(Collected data)
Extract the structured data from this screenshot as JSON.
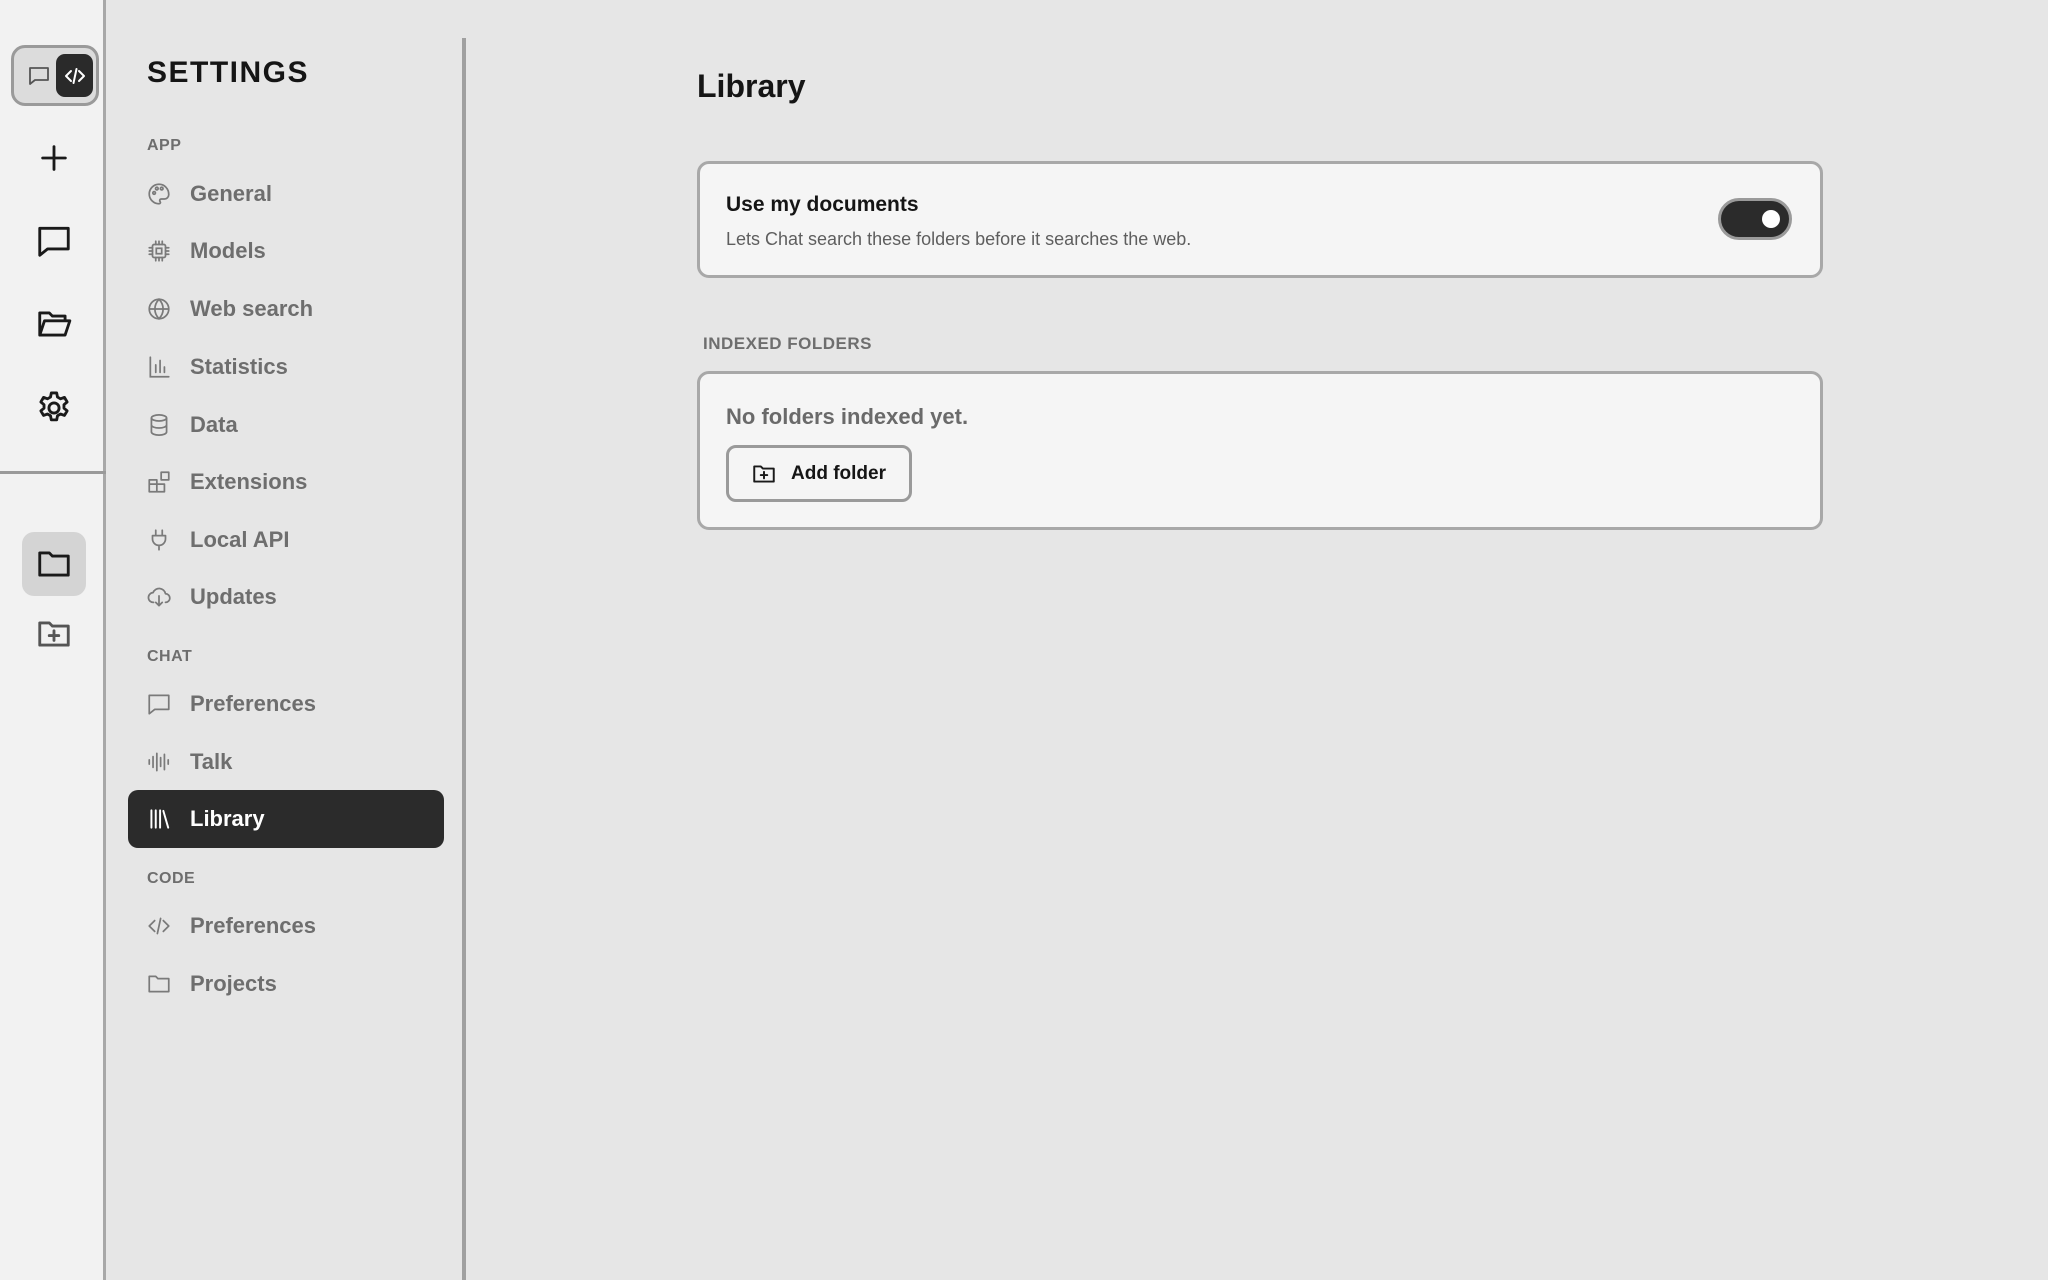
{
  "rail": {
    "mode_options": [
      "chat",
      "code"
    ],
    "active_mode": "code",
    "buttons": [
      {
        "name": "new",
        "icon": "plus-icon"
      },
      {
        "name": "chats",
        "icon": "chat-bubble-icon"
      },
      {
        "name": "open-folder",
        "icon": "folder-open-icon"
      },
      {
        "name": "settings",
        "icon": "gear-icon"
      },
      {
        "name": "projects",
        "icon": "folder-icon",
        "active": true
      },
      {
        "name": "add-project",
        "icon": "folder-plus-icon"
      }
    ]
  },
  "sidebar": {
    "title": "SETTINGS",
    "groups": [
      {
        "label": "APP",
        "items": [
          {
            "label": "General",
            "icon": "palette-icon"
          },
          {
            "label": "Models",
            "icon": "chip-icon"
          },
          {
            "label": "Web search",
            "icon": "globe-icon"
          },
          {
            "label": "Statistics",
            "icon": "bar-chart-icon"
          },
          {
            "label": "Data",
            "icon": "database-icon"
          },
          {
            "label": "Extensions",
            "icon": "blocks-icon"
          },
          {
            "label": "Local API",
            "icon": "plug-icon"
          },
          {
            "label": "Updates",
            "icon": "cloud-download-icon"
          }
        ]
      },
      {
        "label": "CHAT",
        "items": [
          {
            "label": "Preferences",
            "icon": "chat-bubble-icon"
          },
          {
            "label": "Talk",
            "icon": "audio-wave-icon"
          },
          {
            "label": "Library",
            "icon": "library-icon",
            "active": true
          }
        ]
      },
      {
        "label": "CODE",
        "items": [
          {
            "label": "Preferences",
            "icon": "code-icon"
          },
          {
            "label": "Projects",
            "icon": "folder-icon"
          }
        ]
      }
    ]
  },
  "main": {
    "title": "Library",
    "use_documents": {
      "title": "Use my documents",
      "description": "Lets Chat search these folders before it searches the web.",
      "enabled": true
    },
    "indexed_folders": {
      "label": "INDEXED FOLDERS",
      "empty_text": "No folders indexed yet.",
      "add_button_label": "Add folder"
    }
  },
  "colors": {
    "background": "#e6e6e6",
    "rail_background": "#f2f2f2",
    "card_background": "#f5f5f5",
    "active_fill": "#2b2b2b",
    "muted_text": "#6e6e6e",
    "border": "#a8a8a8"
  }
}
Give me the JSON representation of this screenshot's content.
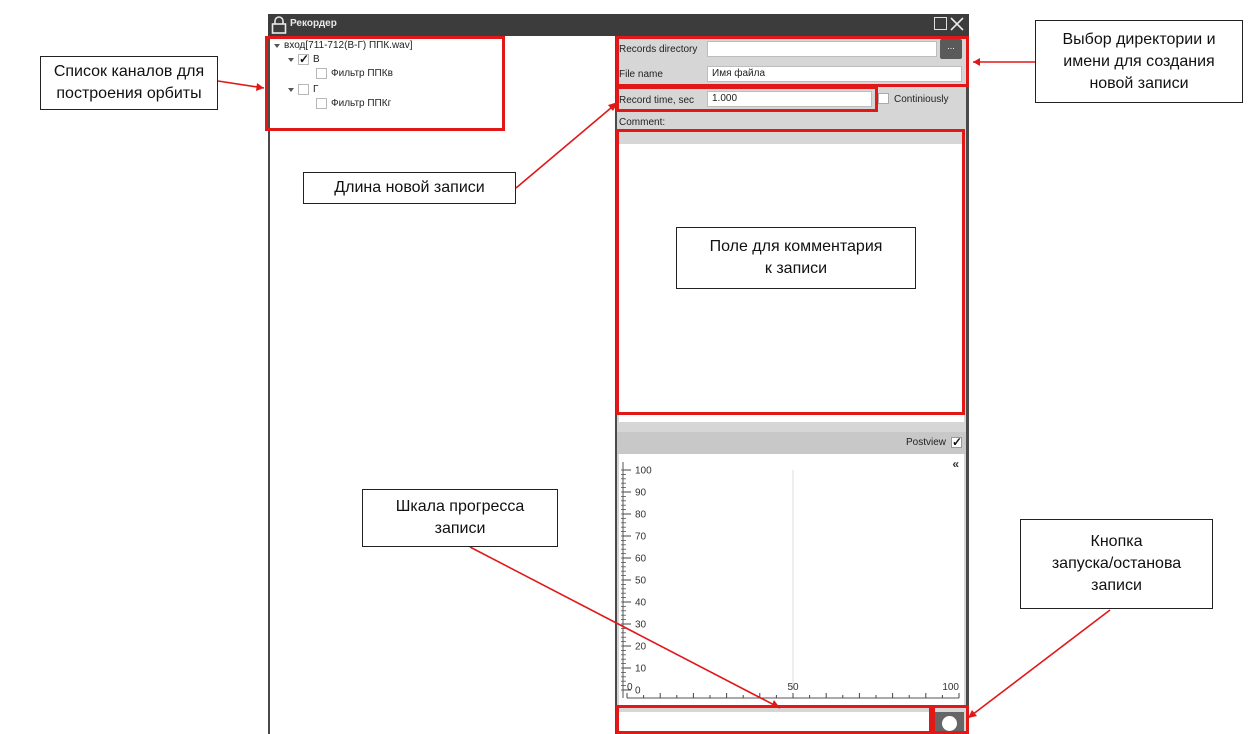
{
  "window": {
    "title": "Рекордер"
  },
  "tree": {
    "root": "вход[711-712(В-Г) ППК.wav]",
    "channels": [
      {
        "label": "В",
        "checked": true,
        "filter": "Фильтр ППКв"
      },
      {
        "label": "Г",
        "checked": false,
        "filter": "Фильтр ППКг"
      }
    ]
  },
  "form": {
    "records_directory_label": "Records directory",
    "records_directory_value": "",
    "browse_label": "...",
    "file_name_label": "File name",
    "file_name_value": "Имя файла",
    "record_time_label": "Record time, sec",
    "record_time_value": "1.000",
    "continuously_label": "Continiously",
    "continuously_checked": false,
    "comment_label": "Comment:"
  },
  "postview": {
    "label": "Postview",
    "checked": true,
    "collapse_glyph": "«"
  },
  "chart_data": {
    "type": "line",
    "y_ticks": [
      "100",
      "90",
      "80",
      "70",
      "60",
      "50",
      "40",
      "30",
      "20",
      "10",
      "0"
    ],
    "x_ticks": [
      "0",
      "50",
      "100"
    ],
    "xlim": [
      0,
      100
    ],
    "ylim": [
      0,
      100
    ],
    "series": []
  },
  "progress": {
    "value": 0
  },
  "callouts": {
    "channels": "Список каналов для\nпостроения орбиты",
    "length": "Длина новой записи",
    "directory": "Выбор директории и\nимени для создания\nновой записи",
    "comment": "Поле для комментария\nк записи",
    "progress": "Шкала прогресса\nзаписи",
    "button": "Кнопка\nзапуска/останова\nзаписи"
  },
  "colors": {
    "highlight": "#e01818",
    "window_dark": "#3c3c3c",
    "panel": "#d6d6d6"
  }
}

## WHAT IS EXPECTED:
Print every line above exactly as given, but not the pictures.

## OUTPUT BELOW:
Extract the structured data from this screenshot as JSON.
{
  "rail": {
    "mode_options": [
      "chat",
      "code"
    ],
    "active_mode": "code",
    "buttons": [
      {
        "name": "new",
        "icon": "plus-icon"
      },
      {
        "name": "chats",
        "icon": "chat-bubble-icon"
      },
      {
        "name": "open-folder",
        "icon": "folder-open-icon"
      },
      {
        "name": "settings",
        "icon": "gear-icon"
      },
      {
        "name": "projects",
        "icon": "folder-icon",
        "active": true
      },
      {
        "name": "add-project",
        "icon": "folder-plus-icon"
      }
    ]
  },
  "sidebar": {
    "title": "SETTINGS",
    "groups": [
      {
        "label": "APP",
        "items": [
          {
            "label": "General",
            "icon": "palette-icon"
          },
          {
            "label": "Models",
            "icon": "chip-icon"
          },
          {
            "label": "Web search",
            "icon": "globe-icon"
          },
          {
            "label": "Statistics",
            "icon": "bar-chart-icon"
          },
          {
            "label": "Data",
            "icon": "database-icon"
          },
          {
            "label": "Extensions",
            "icon": "blocks-icon"
          },
          {
            "label": "Local API",
            "icon": "plug-icon"
          },
          {
            "label": "Updates",
            "icon": "cloud-download-icon"
          }
        ]
      },
      {
        "label": "CHAT",
        "items": [
          {
            "label": "Preferences",
            "icon": "chat-bubble-icon"
          },
          {
            "label": "Talk",
            "icon": "audio-wave-icon"
          },
          {
            "label": "Library",
            "icon": "library-icon",
            "active": true
          }
        ]
      },
      {
        "label": "CODE",
        "items": [
          {
            "label": "Preferences",
            "icon": "code-icon"
          },
          {
            "label": "Projects",
            "icon": "folder-icon"
          }
        ]
      }
    ]
  },
  "main": {
    "title": "Library",
    "use_documents": {
      "title": "Use my documents",
      "description": "Lets Chat search these folders before it searches the web.",
      "enabled": true
    },
    "indexed_folders": {
      "label": "INDEXED FOLDERS",
      "empty_text": "No folders indexed yet.",
      "add_button_label": "Add folder"
    }
  },
  "colors": {
    "background": "#e6e6e6",
    "rail_background": "#f2f2f2",
    "card_background": "#f5f5f5",
    "active_fill": "#2b2b2b",
    "muted_text": "#6e6e6e",
    "border": "#a8a8a8"
  }
}
Give me the JSON representation of this screenshot's content.
{
  "window": {
    "title": "Рекордер"
  },
  "tree": {
    "root": "вход[711-712(В-Г) ППК.wav]",
    "channels": [
      {
        "label": "В",
        "checked": true,
        "filter": "Фильтр ППКв"
      },
      {
        "label": "Г",
        "checked": false,
        "filter": "Фильтр ППКг"
      }
    ]
  },
  "form": {
    "records_directory_label": "Records directory",
    "records_directory_value": "",
    "browse_label": "...",
    "file_name_label": "File name",
    "file_name_value": "Имя файла",
    "record_time_label": "Record time, sec",
    "record_time_value": "1.000",
    "continuously_label": "Continiously",
    "continuously_checked": false,
    "comment_label": "Comment:"
  },
  "postview": {
    "label": "Postview",
    "checked": true,
    "collapse_glyph": "«"
  },
  "chart_data": {
    "type": "line",
    "y_ticks": [
      "100",
      "90",
      "80",
      "70",
      "60",
      "50",
      "40",
      "30",
      "20",
      "10",
      "0"
    ],
    "x_ticks": [
      "0",
      "50",
      "100"
    ],
    "xlim": [
      0,
      100
    ],
    "ylim": [
      0,
      100
    ],
    "series": []
  },
  "progress": {
    "value": 0
  },
  "callouts": {
    "channels": "Список каналов для\nпостроения орбиты",
    "length": "Длина новой записи",
    "directory": "Выбор директории и\nимени для создания\nновой записи",
    "comment": "Поле для комментария\nк записи",
    "progress": "Шкала прогресса\nзаписи",
    "button": "Кнопка\nзапуска/останова\nзаписи"
  },
  "colors": {
    "highlight": "#e01818",
    "window_dark": "#3c3c3c",
    "panel": "#d6d6d6"
  }
}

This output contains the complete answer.